Task to carry out: Set the data down again so that every line matches exactly.

Data under study:

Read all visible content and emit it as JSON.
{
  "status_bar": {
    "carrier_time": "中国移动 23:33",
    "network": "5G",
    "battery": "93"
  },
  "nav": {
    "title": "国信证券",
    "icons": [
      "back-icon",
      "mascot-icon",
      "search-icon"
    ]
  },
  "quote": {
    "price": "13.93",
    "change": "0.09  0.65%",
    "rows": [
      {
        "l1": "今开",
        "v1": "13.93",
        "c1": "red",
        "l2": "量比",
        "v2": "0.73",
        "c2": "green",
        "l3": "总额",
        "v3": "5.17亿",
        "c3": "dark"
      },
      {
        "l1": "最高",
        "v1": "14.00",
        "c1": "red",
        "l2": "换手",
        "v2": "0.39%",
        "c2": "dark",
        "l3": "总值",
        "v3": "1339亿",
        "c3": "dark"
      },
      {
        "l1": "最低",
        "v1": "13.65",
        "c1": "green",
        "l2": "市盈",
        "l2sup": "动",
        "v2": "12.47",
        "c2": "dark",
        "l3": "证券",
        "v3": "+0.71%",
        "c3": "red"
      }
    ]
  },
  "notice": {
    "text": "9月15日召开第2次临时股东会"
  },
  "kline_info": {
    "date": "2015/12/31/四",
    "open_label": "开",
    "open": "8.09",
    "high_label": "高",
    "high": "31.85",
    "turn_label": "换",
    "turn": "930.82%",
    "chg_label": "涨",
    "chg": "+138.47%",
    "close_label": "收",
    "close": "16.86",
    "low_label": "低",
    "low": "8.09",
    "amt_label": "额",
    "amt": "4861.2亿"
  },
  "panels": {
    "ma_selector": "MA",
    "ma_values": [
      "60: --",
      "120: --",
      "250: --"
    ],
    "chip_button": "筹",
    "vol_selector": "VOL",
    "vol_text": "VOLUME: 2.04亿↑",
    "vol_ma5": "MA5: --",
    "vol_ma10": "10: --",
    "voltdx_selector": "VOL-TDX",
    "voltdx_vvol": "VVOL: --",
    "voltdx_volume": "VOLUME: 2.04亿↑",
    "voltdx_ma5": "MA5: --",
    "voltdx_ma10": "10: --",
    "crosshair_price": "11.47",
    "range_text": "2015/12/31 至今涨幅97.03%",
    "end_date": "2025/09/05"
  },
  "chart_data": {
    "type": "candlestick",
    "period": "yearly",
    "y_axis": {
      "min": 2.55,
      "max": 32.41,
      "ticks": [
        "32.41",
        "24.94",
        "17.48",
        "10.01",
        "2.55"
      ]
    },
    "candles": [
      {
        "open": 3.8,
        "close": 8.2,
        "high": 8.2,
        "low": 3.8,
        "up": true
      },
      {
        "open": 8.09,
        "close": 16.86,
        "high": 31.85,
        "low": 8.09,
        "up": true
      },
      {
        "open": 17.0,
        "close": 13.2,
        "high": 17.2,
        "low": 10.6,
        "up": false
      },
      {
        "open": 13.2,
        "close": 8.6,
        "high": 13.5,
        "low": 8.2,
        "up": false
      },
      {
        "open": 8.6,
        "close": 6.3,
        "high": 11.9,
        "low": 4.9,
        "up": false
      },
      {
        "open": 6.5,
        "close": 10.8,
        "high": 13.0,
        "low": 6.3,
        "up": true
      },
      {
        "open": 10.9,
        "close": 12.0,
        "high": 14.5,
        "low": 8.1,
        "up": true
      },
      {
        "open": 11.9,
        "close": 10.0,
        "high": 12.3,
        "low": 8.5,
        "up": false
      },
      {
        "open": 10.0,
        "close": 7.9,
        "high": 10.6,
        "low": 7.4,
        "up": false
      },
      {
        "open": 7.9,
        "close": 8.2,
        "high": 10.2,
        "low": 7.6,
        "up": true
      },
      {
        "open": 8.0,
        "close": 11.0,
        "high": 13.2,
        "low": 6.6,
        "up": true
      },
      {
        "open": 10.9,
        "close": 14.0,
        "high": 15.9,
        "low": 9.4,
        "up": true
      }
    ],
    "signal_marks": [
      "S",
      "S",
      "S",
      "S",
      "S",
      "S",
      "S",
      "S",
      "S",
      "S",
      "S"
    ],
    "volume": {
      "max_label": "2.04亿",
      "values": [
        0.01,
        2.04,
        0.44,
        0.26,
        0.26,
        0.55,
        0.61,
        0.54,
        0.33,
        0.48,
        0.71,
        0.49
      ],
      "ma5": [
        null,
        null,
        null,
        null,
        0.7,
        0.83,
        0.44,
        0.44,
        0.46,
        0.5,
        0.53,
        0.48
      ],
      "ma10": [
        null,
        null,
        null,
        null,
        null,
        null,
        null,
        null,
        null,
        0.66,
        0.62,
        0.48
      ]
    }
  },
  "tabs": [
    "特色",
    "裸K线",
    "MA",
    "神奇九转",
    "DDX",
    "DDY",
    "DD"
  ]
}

Response area:
Read all visible content and emit it as JSON.
{
  "status_bar": {
    "carrier_time": "中国移动 23:33",
    "network": "5G",
    "battery": "93"
  },
  "nav": {
    "title": "国信证券",
    "icons": [
      "back-icon",
      "mascot-icon",
      "search-icon"
    ]
  },
  "quote": {
    "price": "13.93",
    "change": "0.09  0.65%",
    "rows": [
      {
        "l1": "今开",
        "v1": "13.93",
        "c1": "red",
        "l2": "量比",
        "v2": "0.73",
        "c2": "green",
        "l3": "总额",
        "v3": "5.17亿",
        "c3": "dark"
      },
      {
        "l1": "最高",
        "v1": "14.00",
        "c1": "red",
        "l2": "换手",
        "v2": "0.39%",
        "c2": "dark",
        "l3": "总值",
        "v3": "1339亿",
        "c3": "dark"
      },
      {
        "l1": "最低",
        "v1": "13.65",
        "c1": "green",
        "l2": "市盈",
        "l2sup": "动",
        "v2": "12.47",
        "c2": "dark",
        "l3": "证券",
        "v3": "+0.71%",
        "c3": "red"
      }
    ]
  },
  "notice": {
    "text": "9月15日召开第2次临时股东会"
  },
  "kline_info": {
    "date": "2015/12/31/四",
    "open_label": "开",
    "open": "8.09",
    "high_label": "高",
    "high": "31.85",
    "turn_label": "换",
    "turn": "930.82%",
    "chg_label": "涨",
    "chg": "+138.47%",
    "close_label": "收",
    "close": "16.86",
    "low_label": "低",
    "low": "8.09",
    "amt_label": "额",
    "amt": "4861.2亿"
  },
  "panels": {
    "ma_selector": "MA",
    "ma_values": [
      "60: --",
      "120: --",
      "250: --"
    ],
    "chip_button": "筹",
    "vol_selector": "VOL",
    "vol_text": "VOLUME: 2.04亿↑",
    "vol_ma5": "MA5: --",
    "vol_ma10": "10: --",
    "voltdx_selector": "VOL-TDX",
    "voltdx_vvol": "VVOL: --",
    "voltdx_volume": "VOLUME: 2.04亿↑",
    "voltdx_ma5": "MA5: --",
    "voltdx_ma10": "10: --",
    "crosshair_price": "11.47",
    "range_text": "2015/12/31 至今涨幅97.03%",
    "end_date": "2025/09/05"
  },
  "chart_data": {
    "type": "candlestick",
    "period": "yearly",
    "y_axis": {
      "min": 2.55,
      "max": 32.41,
      "ticks": [
        "32.41",
        "24.94",
        "17.48",
        "10.01",
        "2.55"
      ]
    },
    "candles": [
      {
        "open": 3.8,
        "close": 8.2,
        "high": 8.2,
        "low": 3.8,
        "up": true
      },
      {
        "open": 8.09,
        "close": 16.86,
        "high": 31.85,
        "low": 8.09,
        "up": true
      },
      {
        "open": 17.0,
        "close": 13.2,
        "high": 17.2,
        "low": 10.6,
        "up": false
      },
      {
        "open": 13.2,
        "close": 8.6,
        "high": 13.5,
        "low": 8.2,
        "up": false
      },
      {
        "open": 8.6,
        "close": 6.3,
        "high": 11.9,
        "low": 4.9,
        "up": false
      },
      {
        "open": 6.5,
        "close": 10.8,
        "high": 13.0,
        "low": 6.3,
        "up": true
      },
      {
        "open": 10.9,
        "close": 12.0,
        "high": 14.5,
        "low": 8.1,
        "up": true
      },
      {
        "open": 11.9,
        "close": 10.0,
        "high": 12.3,
        "low": 8.5,
        "up": false
      },
      {
        "open": 10.0,
        "close": 7.9,
        "high": 10.6,
        "low": 7.4,
        "up": false
      },
      {
        "open": 7.9,
        "close": 8.2,
        "high": 10.2,
        "low": 7.6,
        "up": true
      },
      {
        "open": 8.0,
        "close": 11.0,
        "high": 13.2,
        "low": 6.6,
        "up": true
      },
      {
        "open": 10.9,
        "close": 14.0,
        "high": 15.9,
        "low": 9.4,
        "up": true
      }
    ],
    "signal_marks": [
      "S",
      "S",
      "S",
      "S",
      "S",
      "S",
      "S",
      "S",
      "S",
      "S",
      "S"
    ],
    "volume": {
      "max_label": "2.04亿",
      "values": [
        0.01,
        2.04,
        0.44,
        0.26,
        0.26,
        0.55,
        0.61,
        0.54,
        0.33,
        0.48,
        0.71,
        0.49
      ],
      "ma5": [
        null,
        null,
        null,
        null,
        0.7,
        0.83,
        0.44,
        0.44,
        0.46,
        0.5,
        0.53,
        0.48
      ],
      "ma10": [
        null,
        null,
        null,
        null,
        null,
        null,
        null,
        null,
        null,
        0.66,
        0.62,
        0.48
      ]
    }
  },
  "tabs": [
    "特色",
    "裸K线",
    "MA",
    "神奇九转",
    "DDX",
    "DDY",
    "DD"
  ]
}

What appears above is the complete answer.